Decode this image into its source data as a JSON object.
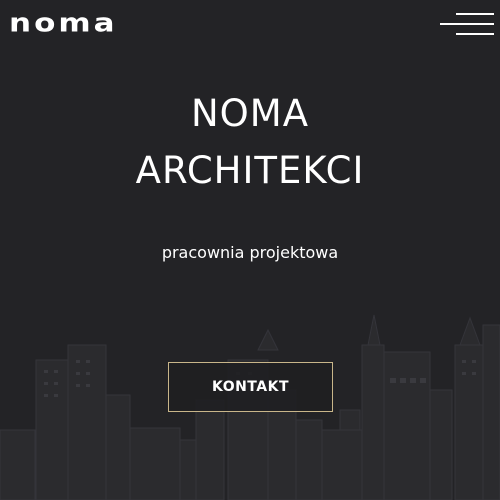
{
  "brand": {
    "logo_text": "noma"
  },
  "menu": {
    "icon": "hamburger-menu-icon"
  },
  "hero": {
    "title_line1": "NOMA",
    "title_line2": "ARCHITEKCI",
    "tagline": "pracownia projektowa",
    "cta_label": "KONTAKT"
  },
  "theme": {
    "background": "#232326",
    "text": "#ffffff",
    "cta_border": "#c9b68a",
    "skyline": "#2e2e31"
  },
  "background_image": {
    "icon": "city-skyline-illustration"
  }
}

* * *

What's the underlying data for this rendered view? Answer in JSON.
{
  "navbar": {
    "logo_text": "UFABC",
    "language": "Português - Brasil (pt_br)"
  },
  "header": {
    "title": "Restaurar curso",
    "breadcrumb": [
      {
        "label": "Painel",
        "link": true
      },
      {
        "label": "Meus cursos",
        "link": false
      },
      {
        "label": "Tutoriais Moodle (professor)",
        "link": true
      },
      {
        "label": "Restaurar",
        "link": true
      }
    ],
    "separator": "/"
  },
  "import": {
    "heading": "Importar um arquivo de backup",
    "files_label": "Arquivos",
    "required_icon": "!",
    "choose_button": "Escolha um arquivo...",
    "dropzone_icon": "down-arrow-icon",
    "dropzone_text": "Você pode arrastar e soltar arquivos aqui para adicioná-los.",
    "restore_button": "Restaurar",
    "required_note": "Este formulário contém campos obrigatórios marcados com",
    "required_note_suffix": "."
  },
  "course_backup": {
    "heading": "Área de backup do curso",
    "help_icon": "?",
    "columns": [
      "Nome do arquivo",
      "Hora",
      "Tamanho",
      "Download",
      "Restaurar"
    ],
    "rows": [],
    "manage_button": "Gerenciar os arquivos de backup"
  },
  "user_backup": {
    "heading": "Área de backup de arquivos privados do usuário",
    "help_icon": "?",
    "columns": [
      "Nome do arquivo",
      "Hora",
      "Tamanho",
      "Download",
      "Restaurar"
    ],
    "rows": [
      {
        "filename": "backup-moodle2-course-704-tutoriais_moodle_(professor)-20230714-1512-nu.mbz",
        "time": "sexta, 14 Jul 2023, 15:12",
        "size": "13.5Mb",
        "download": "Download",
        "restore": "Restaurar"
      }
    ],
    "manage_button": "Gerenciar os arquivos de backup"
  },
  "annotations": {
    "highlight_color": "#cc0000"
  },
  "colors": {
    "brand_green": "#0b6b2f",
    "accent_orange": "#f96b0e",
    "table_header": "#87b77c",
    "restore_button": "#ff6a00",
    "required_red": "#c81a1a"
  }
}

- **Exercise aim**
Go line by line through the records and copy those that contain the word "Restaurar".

- **Your response**
    "title": "Restaurar curso",
        "label": "Restaurar",
    "restore_button": "Restaurar",
      "Restaurar"
      "Restaurar"
        "restore": "Restaurar"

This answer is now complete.